This is obviously the biggest film you have ever made. I have to imagine there were a ton of moving parts and a lot of different voices to answer to on a film this size. Amid all of that, were you able to feel artistically and creatively fulfilled making this movie?

JR: Absolutely. It's what we always dreamed about. It's a dream come true. To sit here and talk to you and be here in its opening week, and we've been to some screenings and hearing the reactions, people laughing in the right places...yeah, it's a great feeling.

ES: Yeah. Disney and Jerry encouraged that, and the actors demand that, so yeah, it's great fun. Every movie you make has rules, whether it's Kon-Tiki or Max Manus or any other movie. You have to make rules, because if not, the movie is just going to [fall apart]. For Pirates, of course, there are many rules because this is number five and there's a universe. You can be creative within those rules. But there's a lot there to be creative with.
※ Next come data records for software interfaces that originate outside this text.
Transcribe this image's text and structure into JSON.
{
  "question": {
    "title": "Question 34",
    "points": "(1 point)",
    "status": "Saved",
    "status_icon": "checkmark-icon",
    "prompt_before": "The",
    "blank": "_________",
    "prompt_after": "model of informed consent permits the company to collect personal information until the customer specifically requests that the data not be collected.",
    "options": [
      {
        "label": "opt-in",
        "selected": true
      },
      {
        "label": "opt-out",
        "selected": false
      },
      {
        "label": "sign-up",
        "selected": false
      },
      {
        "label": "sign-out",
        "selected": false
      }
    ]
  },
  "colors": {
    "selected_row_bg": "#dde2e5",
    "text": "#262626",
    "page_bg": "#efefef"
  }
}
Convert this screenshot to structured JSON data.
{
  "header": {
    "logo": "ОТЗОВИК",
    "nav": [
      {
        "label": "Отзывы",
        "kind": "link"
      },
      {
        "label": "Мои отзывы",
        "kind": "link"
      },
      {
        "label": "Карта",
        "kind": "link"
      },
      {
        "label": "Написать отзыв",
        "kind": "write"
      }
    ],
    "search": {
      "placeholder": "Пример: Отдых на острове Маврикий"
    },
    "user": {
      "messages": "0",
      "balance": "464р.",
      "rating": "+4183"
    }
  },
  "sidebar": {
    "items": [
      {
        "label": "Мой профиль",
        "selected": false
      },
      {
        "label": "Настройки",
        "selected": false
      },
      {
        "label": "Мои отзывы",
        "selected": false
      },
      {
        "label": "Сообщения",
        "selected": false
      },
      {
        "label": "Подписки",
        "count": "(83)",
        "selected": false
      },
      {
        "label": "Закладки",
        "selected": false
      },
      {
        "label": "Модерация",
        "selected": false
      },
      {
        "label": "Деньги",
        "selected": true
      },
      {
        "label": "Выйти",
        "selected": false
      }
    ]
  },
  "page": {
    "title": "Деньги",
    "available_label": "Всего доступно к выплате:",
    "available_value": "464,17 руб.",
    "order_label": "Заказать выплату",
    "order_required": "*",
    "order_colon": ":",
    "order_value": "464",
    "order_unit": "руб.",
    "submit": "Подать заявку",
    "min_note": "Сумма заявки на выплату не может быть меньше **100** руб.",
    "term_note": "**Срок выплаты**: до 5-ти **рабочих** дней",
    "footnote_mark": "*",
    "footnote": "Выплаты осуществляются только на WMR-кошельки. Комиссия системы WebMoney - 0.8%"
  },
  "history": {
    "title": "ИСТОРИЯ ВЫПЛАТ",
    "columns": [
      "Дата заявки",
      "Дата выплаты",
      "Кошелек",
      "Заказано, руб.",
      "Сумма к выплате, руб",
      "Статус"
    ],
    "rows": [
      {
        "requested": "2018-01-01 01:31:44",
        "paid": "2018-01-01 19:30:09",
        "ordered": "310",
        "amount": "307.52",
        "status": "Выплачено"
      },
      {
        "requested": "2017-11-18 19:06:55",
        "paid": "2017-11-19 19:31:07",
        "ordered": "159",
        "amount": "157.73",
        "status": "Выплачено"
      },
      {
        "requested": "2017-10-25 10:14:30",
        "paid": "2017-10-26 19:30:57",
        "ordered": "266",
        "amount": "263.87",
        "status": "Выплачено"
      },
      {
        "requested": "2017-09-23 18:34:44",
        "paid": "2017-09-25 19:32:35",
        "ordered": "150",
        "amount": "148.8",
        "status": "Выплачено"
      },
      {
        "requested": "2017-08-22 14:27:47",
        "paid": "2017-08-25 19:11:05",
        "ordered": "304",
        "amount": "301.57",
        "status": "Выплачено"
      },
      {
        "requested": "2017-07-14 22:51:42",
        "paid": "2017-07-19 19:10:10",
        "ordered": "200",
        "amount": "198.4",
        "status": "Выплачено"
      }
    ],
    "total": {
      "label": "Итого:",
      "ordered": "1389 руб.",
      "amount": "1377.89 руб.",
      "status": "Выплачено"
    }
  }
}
I remember enjoying Bandidas when I saw it back in 2006. Do you have fond memories of that film? Any fun behind-the-scenes stories you remember?

JR: Really? I think it was the best film school I could have ever had. The most expensive film school [Laughs], and it was great to work with that level of actors. And also the producers – Luc Besson was amazing. Talking about steep learning curves, we were hitting the ground running on that one. The thing I learned most about that process is probably "know your audience" a little bit. I wanted it to be a Sergio Leone western, and I feel it should have been a broader comedy looking back at it.

ES: That's a long time ago! That was a treat. We had great fun. It was, of course, our first film, so it was really scary in that way. But [stars] Penelope [Cruz] and Salma [Hayak] are such great people, so they made it a great experience for us. It was really cool being in Mexico.

I've heard all of these crazy rumors about how this was a very difficult movie to make, so I'm wondering A) if you felt this was a tough movie to make, and B) if you felt like this experience had a negative impact on your working relationship with your co-director?

JR: No. These kind of movies are very complex. I think it's part of the appeal, actually. We have to go to these remote locations – tropical, exposed to the weather, on the ocean – and it's 100 days. And shit happens, and suddenly you're in the middle of that. But also, we do have the best crew and production in the world, and you're prepared for most of that when it happens. I think for Espen and I it was a great experience, and something I would do again for sure. It was an amazing journey.

ES: It's definitely a tough movie to make. Also, it takes a very long time. It's just so big. I think that's the tough part of it – it takes a pretty big chunk of your life. [Laughs] But then again, it's also worth it because it is a movie that so many people are going to see for so many years to come, so I'm really proud of it and it's been really fun and totally worth it. I think Joachim and I both had a great time and we're very proud of the result.


Pirates of the Caribbean: Dead Men Tell No Tales is in theaters now.